== Extracted records ==
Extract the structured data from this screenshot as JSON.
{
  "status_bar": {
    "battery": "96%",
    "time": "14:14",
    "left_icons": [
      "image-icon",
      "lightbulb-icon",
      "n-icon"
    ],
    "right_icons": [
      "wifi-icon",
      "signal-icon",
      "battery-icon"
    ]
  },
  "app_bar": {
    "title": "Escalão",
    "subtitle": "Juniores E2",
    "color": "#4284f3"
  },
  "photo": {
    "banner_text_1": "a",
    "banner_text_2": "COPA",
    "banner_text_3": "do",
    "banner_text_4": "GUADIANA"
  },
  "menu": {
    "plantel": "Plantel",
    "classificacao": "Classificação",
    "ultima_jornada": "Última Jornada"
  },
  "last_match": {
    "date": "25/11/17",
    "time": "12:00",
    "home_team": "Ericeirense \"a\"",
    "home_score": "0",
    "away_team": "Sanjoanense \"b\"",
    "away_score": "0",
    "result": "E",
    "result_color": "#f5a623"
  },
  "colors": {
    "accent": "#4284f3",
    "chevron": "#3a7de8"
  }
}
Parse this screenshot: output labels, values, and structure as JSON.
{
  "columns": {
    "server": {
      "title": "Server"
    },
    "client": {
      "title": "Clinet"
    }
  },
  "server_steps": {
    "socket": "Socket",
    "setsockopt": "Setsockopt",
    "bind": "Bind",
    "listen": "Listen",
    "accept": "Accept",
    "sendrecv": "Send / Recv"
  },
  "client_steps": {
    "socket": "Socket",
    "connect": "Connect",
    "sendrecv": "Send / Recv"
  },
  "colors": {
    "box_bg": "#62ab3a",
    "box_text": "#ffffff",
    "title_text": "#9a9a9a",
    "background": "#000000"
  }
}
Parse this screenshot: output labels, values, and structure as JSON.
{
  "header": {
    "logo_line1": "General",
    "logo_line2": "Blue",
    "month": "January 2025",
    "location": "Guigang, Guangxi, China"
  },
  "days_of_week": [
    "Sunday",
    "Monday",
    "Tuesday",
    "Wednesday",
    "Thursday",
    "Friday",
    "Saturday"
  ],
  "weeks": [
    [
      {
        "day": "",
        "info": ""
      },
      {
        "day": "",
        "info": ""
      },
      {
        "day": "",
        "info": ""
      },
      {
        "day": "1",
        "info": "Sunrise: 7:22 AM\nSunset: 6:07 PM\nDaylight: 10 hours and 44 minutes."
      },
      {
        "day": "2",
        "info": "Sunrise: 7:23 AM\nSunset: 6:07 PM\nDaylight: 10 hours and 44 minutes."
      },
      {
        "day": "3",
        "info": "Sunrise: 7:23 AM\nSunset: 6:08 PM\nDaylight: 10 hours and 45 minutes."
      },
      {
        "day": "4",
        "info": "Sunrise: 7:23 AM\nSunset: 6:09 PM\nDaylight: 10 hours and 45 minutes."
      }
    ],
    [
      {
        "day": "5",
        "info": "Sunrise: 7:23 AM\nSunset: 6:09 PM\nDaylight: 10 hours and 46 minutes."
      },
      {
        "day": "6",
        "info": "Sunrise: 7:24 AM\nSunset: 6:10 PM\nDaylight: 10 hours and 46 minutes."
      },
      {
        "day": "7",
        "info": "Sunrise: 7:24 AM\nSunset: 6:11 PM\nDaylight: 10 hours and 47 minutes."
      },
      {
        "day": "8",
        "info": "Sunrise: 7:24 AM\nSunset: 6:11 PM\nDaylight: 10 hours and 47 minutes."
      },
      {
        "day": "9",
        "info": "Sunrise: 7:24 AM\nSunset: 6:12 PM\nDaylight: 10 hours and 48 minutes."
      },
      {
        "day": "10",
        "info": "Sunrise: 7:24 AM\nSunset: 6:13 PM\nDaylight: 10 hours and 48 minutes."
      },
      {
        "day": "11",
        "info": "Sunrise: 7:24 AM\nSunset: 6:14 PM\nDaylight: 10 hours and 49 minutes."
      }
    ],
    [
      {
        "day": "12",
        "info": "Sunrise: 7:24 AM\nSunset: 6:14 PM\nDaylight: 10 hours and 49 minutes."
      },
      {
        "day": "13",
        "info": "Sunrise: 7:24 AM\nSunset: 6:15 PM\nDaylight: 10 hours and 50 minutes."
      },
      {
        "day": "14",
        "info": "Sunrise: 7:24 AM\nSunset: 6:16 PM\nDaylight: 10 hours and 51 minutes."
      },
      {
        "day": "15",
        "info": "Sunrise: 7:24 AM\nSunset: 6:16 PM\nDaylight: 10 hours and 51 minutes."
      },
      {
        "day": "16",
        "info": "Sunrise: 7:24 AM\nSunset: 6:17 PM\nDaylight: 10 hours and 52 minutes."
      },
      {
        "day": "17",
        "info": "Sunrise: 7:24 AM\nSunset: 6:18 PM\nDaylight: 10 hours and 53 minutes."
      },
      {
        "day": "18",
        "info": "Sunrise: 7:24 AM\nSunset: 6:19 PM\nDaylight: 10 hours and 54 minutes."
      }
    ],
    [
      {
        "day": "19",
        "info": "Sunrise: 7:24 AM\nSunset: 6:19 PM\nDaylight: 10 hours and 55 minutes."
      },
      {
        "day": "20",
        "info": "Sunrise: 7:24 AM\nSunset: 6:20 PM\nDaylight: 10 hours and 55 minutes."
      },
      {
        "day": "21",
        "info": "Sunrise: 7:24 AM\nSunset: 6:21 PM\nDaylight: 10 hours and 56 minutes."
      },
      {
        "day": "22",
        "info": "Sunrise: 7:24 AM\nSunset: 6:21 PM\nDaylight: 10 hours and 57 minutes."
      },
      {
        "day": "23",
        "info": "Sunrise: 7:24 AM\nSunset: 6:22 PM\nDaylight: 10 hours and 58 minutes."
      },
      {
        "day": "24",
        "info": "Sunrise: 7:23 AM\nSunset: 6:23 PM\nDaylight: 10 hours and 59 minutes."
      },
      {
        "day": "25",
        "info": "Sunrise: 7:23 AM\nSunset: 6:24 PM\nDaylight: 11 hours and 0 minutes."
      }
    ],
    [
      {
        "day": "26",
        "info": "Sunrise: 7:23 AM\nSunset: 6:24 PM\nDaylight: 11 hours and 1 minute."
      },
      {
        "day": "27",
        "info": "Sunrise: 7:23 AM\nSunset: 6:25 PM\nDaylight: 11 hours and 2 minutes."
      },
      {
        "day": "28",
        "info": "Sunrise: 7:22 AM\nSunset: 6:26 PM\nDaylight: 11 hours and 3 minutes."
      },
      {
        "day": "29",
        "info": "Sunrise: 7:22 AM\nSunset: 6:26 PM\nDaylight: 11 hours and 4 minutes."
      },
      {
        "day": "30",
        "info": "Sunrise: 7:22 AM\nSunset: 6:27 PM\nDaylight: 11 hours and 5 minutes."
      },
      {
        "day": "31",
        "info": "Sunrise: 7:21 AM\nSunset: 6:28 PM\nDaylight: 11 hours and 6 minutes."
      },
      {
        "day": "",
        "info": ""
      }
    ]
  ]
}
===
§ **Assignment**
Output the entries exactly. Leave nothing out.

§ **Answer section**
Extract the structured data from this screenshot as JSON.
{
  "status_bar": {
    "battery": "96%",
    "time": "14:14",
    "left_icons": [
      "image-icon",
      "lightbulb-icon",
      "n-icon"
    ],
    "right_icons": [
      "wifi-icon",
      "signal-icon",
      "battery-icon"
    ]
  },
  "app_bar": {
    "title": "Escalão",
    "subtitle": "Juniores E2",
    "color": "#4284f3"
  },
  "photo": {
    "banner_text_1": "a",
    "banner_text_2": "COPA",
    "banner_text_3": "do",
    "banner_text_4": "GUADIANA"
  },
  "menu": {
    "plantel": "Plantel",
    "classificacao": "Classificação",
    "ultima_jornada": "Última Jornada"
  },
  "last_match": {
    "date": "25/11/17",
    "time": "12:00",
    "home_team": "Ericeirense \"a\"",
    "home_score": "0",
    "away_team": "Sanjoanense \"b\"",
    "away_score": "0",
    "result": "E",
    "result_color": "#f5a623"
  },
  "colors": {
    "accent": "#4284f3",
    "chevron": "#3a7de8"
  }
}
Parse this screenshot: output labels, values, and structure as JSON.
{
  "columns": {
    "server": {
      "title": "Server"
    },
    "client": {
      "title": "Clinet"
    }
  },
  "server_steps": {
    "socket": "Socket",
    "setsockopt": "Setsockopt",
    "bind": "Bind",
    "listen": "Listen",
    "accept": "Accept",
    "sendrecv": "Send / Recv"
  },
  "client_steps": {
    "socket": "Socket",
    "connect": "Connect",
    "sendrecv": "Send / Recv"
  },
  "colors": {
    "box_bg": "#62ab3a",
    "box_text": "#ffffff",
    "title_text": "#9a9a9a",
    "background": "#000000"
  }
}
Parse this screenshot: output labels, values, and structure as JSON.
{
  "header": {
    "logo_line1": "General",
    "logo_line2": "Blue",
    "month": "January 2025",
    "location": "Guigang, Guangxi, China"
  },
  "days_of_week": [
    "Sunday",
    "Monday",
    "Tuesday",
    "Wednesday",
    "Thursday",
    "Friday",
    "Saturday"
  ],
  "weeks": [
    [
      {
        "day": "",
        "info": ""
      },
      {
        "day": "",
        "info": ""
      },
      {
        "day": "",
        "info": ""
      },
      {
        "day": "1",
        "info": "Sunrise: 7:22 AM\nSunset: 6:07 PM\nDaylight: 10 hours and 44 minutes."
      },
      {
        "day": "2",
        "info": "Sunrise: 7:23 AM\nSunset: 6:07 PM\nDaylight: 10 hours and 44 minutes."
      },
      {
        "day": "3",
        "info": "Sunrise: 7:23 AM\nSunset: 6:08 PM\nDaylight: 10 hours and 45 minutes."
      },
      {
        "day": "4",
        "info": "Sunrise: 7:23 AM\nSunset: 6:09 PM\nDaylight: 10 hours and 45 minutes."
      }
    ],
    [
      {
        "day": "5",
        "info": "Sunrise: 7:23 AM\nSunset: 6:09 PM\nDaylight: 10 hours and 46 minutes."
      },
      {
        "day": "6",
        "info": "Sunrise: 7:24 AM\nSunset: 6:10 PM\nDaylight: 10 hours and 46 minutes."
      },
      {
        "day": "7",
        "info": "Sunrise: 7:24 AM\nSunset: 6:11 PM\nDaylight: 10 hours and 47 minutes."
      },
      {
        "day": "8",
        "info": "Sunrise: 7:24 AM\nSunset: 6:11 PM\nDaylight: 10 hours and 47 minutes."
      },
      {
        "day": "9",
        "info": "Sunrise: 7:24 AM\nSunset: 6:12 PM\nDaylight: 10 hours and 48 minutes."
      },
      {
        "day": "10",
        "info": "Sunrise: 7:24 AM\nSunset: 6:13 PM\nDaylight: 10 hours and 48 minutes."
      },
      {
        "day": "11",
        "info": "Sunrise: 7:24 AM\nSunset: 6:14 PM\nDaylight: 10 hours and 49 minutes."
      }
    ],
    [
      {
        "day": "12",
        "info": "Sunrise: 7:24 AM\nSunset: 6:14 PM\nDaylight: 10 hours and 49 minutes."
      },
      {
        "day": "13",
        "info": "Sunrise: 7:24 AM\nSunset: 6:15 PM\nDaylight: 10 hours and 50 minutes."
      },
      {
        "day": "14",
        "info": "Sunrise: 7:24 AM\nSunset: 6:16 PM\nDaylight: 10 hours and 51 minutes."
      },
      {
        "day": "15",
        "info": "Sunrise: 7:24 AM\nSunset: 6:16 PM\nDaylight: 10 hours and 51 minutes."
      },
      {
        "day": "16",
        "info": "Sunrise: 7:24 AM\nSunset: 6:17 PM\nDaylight: 10 hours and 52 minutes."
      },
      {
        "day": "17",
        "info": "Sunrise: 7:24 AM\nSunset: 6:18 PM\nDaylight: 10 hours and 53 minutes."
      },
      {
        "day": "18",
        "info": "Sunrise: 7:24 AM\nSunset: 6:19 PM\nDaylight: 10 hours and 54 minutes."
      }
    ],
    [
      {
        "day": "19",
        "info": "Sunrise: 7:24 AM\nSunset: 6:19 PM\nDaylight: 10 hours and 55 minutes."
      },
      {
        "day": "20",
        "info": "Sunrise: 7:24 AM\nSunset: 6:20 PM\nDaylight: 10 hours and 55 minutes."
      },
      {
        "day": "21",
        "info": "Sunrise: 7:24 AM\nSunset: 6:21 PM\nDaylight: 10 hours and 56 minutes."
      },
      {
        "day": "22",
        "info": "Sunrise: 7:24 AM\nSunset: 6:21 PM\nDaylight: 10 hours and 57 minutes."
      },
      {
        "day": "23",
        "info": "Sunrise: 7:24 AM\nSunset: 6:22 PM\nDaylight: 10 hours and 58 minutes."
      },
      {
        "day": "24",
        "info": "Sunrise: 7:23 AM\nSunset: 6:23 PM\nDaylight: 10 hours and 59 minutes."
      },
      {
        "day": "25",
        "info": "Sunrise: 7:23 AM\nSunset: 6:24 PM\nDaylight: 11 hours and 0 minutes."
      }
    ],
    [
      {
        "day": "26",
        "info": "Sunrise: 7:23 AM\nSunset: 6:24 PM\nDaylight: 11 hours and 1 minute."
      },
      {
        "day": "27",
        "info": "Sunrise: 7:23 AM\nSunset: 6:25 PM\nDaylight: 11 hours and 2 minutes."
      },
      {
        "day": "28",
        "info": "Sunrise: 7:22 AM\nSunset: 6:26 PM\nDaylight: 11 hours and 3 minutes."
      },
      {
        "day": "29",
        "info": "Sunrise: 7:22 AM\nSunset: 6:26 PM\nDaylight: 11 hours and 4 minutes."
      },
      {
        "day": "30",
        "info": "Sunrise: 7:22 AM\nSunset: 6:27 PM\nDaylight: 11 hours and 5 minutes."
      },
      {
        "day": "31",
        "info": "Sunrise: 7:21 AM\nSunset: 6:28 PM\nDaylight: 11 hours and 6 minutes."
      },
      {
        "day": "",
        "info": ""
      }
    ]
  ]
}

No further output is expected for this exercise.